RENO - The Nevada women hung tough for a half, but in the end Rice was too athletic and too strong.
The Owls, behind the outside play of Krystal Frazier and the inside play of Lauren Neaves, eliminated the Wolf Pack 64-54 Wednesday night in the WAC Tournament quarterfinals at Lawlor Events Center.
Frazier scored a career-high 25 points and Neaves added 15 points and 14 rebounds en route to her ninth double-double of the season.
Rice (22-8) advances to a semifinal game Friday at 2:30 p.m. against San Jose State. Nevada ends its second season under Kim Gervasoni with an 8-22 record, an improvement by five wins over last season.
"I'm really proud of this team for the internal fortitude they have," Gervasoni said. "They are tough kids.
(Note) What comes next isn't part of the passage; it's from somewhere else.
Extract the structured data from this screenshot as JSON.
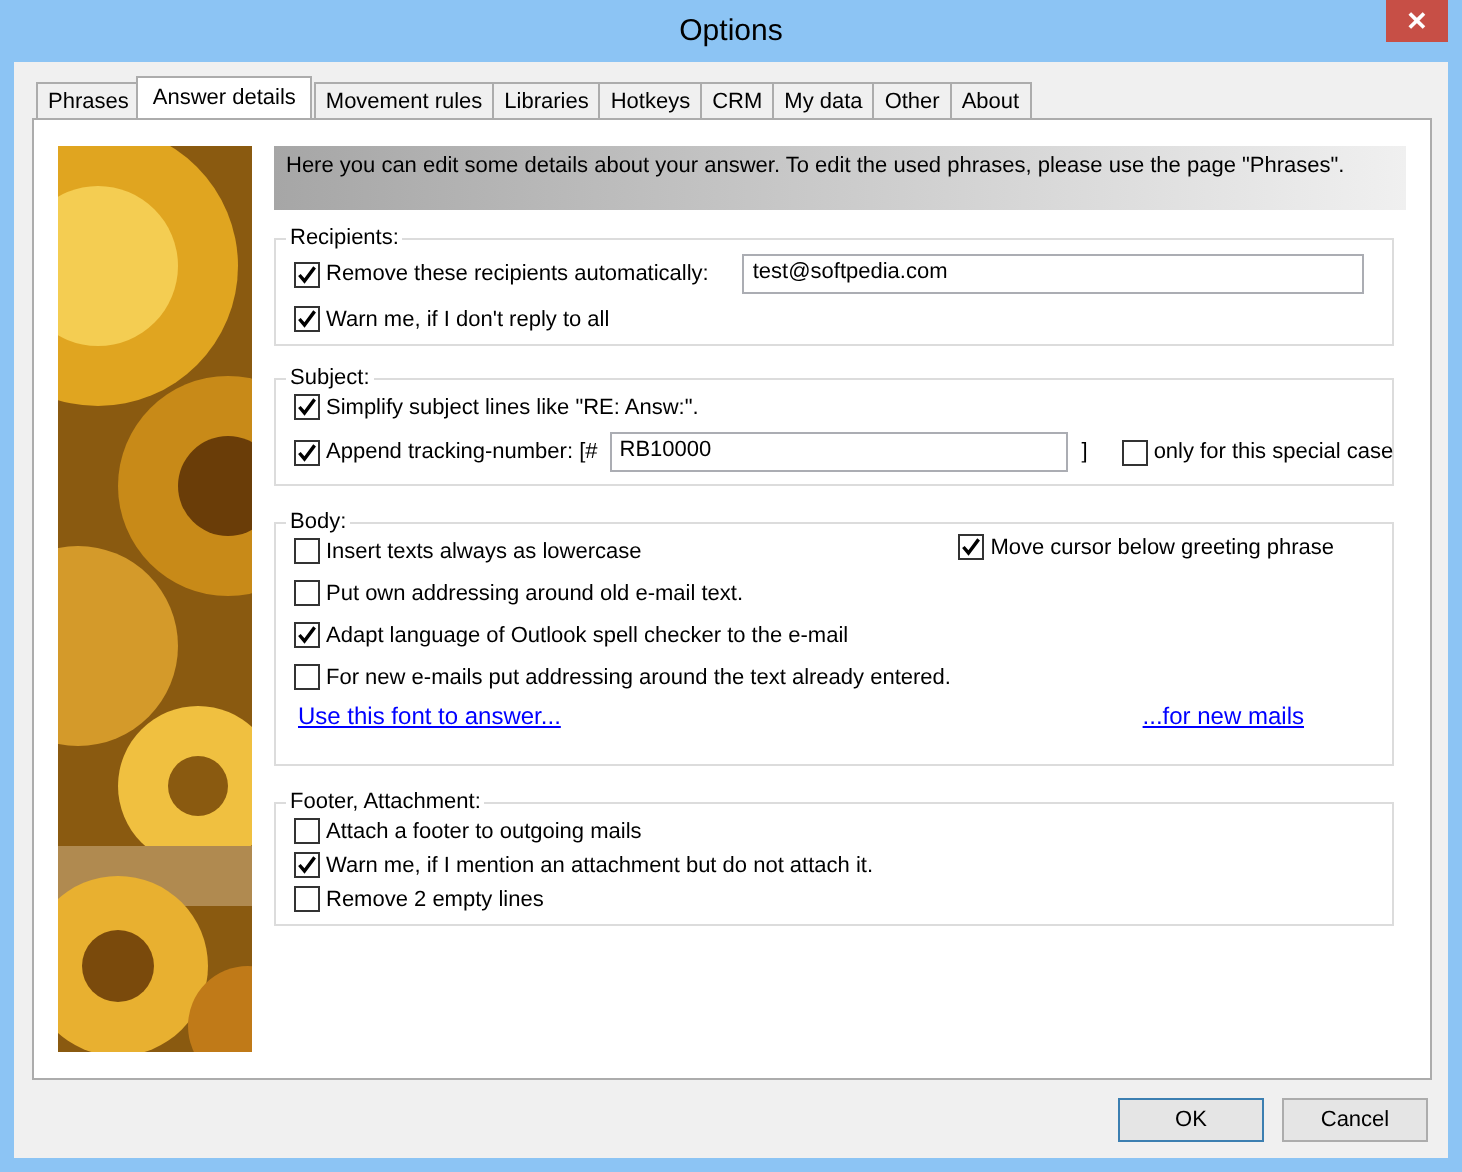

I'm proud to be their coach.
"Rice is a great team. Their pressure bothered us; took a lot of things away from us. They are so athletic. We can't get by them. We couldn't attack them off the dribble. We had to run box-up plays to get shots off. They got a lot of second-chance points."
Indeed. Rice outrebounded Nevada 46-33, including a 14-10 edge off the offensive glass, which led to 26 points in the paint.
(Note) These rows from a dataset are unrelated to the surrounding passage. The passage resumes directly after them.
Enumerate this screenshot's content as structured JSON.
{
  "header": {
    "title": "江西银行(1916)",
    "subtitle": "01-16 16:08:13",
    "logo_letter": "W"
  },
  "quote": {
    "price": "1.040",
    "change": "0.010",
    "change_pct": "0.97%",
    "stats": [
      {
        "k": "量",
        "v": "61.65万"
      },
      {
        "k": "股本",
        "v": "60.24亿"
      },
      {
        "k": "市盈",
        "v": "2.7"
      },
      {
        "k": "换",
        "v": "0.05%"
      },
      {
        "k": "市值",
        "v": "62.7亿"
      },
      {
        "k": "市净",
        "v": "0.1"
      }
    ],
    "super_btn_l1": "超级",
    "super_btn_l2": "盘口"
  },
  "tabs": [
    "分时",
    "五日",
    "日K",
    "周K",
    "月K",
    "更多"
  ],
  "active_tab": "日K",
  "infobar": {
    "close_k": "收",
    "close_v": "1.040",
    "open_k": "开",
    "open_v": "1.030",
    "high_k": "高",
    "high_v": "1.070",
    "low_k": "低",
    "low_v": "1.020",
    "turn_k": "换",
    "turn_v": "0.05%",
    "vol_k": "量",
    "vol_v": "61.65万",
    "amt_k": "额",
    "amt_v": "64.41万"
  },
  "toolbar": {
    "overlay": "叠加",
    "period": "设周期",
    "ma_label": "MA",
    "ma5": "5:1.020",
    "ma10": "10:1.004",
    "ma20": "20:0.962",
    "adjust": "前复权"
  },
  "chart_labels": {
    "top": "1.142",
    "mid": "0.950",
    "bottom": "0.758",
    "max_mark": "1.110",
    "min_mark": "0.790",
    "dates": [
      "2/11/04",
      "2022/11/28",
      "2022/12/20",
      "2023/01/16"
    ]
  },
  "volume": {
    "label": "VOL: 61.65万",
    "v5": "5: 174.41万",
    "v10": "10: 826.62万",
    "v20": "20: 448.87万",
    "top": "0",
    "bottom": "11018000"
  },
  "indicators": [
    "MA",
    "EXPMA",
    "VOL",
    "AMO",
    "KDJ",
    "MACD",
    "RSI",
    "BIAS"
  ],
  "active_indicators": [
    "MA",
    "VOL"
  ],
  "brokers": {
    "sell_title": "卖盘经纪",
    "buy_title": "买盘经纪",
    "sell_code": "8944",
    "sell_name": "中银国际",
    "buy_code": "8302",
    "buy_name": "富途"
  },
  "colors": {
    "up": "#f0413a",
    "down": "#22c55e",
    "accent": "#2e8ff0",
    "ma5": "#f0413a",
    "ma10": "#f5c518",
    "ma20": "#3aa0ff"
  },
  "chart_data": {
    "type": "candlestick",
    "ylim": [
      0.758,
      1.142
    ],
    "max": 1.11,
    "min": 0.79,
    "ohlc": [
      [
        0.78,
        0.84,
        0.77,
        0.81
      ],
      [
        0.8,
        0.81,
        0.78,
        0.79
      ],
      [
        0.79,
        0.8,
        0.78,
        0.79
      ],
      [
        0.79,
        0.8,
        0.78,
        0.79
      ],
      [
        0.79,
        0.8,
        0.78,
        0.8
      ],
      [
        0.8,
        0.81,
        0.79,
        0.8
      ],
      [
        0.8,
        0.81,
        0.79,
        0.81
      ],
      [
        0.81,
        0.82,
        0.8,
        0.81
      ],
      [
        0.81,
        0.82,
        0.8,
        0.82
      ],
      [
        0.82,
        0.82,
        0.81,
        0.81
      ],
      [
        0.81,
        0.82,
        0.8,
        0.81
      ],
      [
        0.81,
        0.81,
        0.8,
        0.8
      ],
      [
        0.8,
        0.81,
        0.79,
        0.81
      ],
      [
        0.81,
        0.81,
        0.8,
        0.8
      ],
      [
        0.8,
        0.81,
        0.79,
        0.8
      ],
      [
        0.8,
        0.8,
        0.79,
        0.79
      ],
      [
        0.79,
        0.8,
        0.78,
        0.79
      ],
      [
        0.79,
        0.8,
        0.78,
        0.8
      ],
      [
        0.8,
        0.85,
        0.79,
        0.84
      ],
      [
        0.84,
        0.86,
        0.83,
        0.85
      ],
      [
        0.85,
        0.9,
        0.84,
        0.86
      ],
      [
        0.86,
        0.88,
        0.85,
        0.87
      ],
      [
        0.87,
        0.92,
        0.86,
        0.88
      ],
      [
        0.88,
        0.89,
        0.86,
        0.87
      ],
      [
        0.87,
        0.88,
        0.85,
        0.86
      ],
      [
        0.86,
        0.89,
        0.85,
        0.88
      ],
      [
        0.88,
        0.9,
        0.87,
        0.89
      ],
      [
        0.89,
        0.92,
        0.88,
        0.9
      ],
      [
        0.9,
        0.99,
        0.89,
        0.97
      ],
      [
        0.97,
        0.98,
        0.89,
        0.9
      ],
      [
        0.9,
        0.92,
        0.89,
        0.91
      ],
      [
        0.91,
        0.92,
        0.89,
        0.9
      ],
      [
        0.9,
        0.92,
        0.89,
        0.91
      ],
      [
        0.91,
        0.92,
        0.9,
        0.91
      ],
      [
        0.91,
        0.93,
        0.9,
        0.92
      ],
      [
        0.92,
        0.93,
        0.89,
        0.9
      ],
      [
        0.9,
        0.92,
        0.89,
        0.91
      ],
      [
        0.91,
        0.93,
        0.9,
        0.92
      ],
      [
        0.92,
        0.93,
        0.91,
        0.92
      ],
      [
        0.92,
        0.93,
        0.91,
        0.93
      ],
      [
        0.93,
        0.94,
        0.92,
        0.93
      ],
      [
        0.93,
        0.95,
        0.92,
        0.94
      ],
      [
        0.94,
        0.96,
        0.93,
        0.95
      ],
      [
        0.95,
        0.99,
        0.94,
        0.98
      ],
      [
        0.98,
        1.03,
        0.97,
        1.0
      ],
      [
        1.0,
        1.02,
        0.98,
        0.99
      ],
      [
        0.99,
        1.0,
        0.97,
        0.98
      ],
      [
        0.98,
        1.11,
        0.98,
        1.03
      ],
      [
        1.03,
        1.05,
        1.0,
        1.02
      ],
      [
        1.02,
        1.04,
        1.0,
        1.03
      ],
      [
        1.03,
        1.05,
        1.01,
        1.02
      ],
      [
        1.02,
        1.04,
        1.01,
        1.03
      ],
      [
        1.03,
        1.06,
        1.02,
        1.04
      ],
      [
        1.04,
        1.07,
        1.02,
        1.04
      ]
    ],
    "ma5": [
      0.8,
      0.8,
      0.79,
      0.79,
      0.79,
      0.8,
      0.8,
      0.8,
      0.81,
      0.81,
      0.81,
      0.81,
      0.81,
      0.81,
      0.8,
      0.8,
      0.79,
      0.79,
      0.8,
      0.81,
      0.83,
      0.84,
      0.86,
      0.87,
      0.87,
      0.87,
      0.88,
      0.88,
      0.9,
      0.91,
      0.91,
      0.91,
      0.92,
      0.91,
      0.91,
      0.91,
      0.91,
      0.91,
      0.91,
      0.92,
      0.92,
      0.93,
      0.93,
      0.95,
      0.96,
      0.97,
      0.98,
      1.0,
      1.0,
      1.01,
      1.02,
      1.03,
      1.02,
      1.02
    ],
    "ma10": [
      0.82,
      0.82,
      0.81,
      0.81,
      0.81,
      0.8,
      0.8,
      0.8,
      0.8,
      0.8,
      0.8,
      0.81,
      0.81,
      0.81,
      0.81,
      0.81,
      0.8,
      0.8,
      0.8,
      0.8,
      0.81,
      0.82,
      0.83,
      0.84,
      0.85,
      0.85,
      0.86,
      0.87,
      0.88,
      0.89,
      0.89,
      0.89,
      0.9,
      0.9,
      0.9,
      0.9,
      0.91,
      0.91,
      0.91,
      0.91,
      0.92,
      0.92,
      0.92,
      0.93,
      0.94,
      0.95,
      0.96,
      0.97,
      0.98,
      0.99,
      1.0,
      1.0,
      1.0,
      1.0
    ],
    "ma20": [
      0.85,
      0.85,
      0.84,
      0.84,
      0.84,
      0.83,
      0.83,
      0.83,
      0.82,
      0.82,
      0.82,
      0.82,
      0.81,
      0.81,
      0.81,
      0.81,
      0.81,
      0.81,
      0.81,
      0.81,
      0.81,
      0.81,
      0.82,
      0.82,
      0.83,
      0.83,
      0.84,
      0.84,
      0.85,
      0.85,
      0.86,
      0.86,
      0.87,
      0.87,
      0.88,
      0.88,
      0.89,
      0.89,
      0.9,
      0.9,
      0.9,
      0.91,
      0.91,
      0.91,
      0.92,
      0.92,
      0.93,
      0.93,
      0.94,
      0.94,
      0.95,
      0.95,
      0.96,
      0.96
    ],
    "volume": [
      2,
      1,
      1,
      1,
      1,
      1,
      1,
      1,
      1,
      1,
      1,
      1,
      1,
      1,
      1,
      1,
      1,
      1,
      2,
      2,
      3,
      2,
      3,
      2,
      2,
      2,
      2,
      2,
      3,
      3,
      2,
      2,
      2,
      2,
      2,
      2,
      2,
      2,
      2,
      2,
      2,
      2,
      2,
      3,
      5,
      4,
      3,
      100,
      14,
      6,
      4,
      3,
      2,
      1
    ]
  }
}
Nevada only trailed 13-8 with 10:37 left in the first half, but the Owls went on a 10-2 run to take a 23-10 lead. Nevada went 4 1/2 minutes without a point. Five different Owls had a hand in the surge, as Neaves, Amber Cunningham, Maudess Fulton, Samantha Stovall and Frazier all scored a basket apiece.
The Pack made a nice little run to cut the deficit to 27-18 thanks to two baskets by Meghan McGuire and a three-pointer by Traci Graham.
The game got out of control at that point, as the Owls ended the half with a 7-2 run, and then went on a 9-0 run to open the second half to take a 43-20 lead with 17:01 left in the half. Neaves had a basket and two free throws, and then Frazier scored 11 of the Owls' next 12 points.
"It was huge," Gervasoni said. "We had cut the lead down, and then we gave up five points."
Rice coach Cristy McKinney said it helped kick-start her team in the second half.
"I think it did," McKinney said. "I think we had a three in there (by Frazier). It carried over into the second half. We played with a lot of focus and intensity."
Frazier went 9 for 11 from the field, including 3 for 3 from beyond the arc.
"This was Krystal Frazier's game tonight," McKinney said. "It was fun to watch."
Frazier shrugged off the accolades, saying "I wanted to go out and play and have fun. I did that."
Nevada cut the deficit to 47-30 thanks to six points by April Bankston (11 points) and two by Cherlandra Franklin, but Rice was able to penetrate, and the Owls hit five of six from the line to get the lead back up to 53-30.
Rice subbed frequently in the second half, and with good reason. The Owls have one and possibly two tough games over the next three days, and need to keep players fresh.
The only drawback to the Owls' offense was that it turned the ball over 26 times. McKinney was asked if her team could win again in the tournament if that happened again.
"We have done that before," McKinney said. "It depends on how well we play defense."
Pretty good. Just ask the Wolf Pack.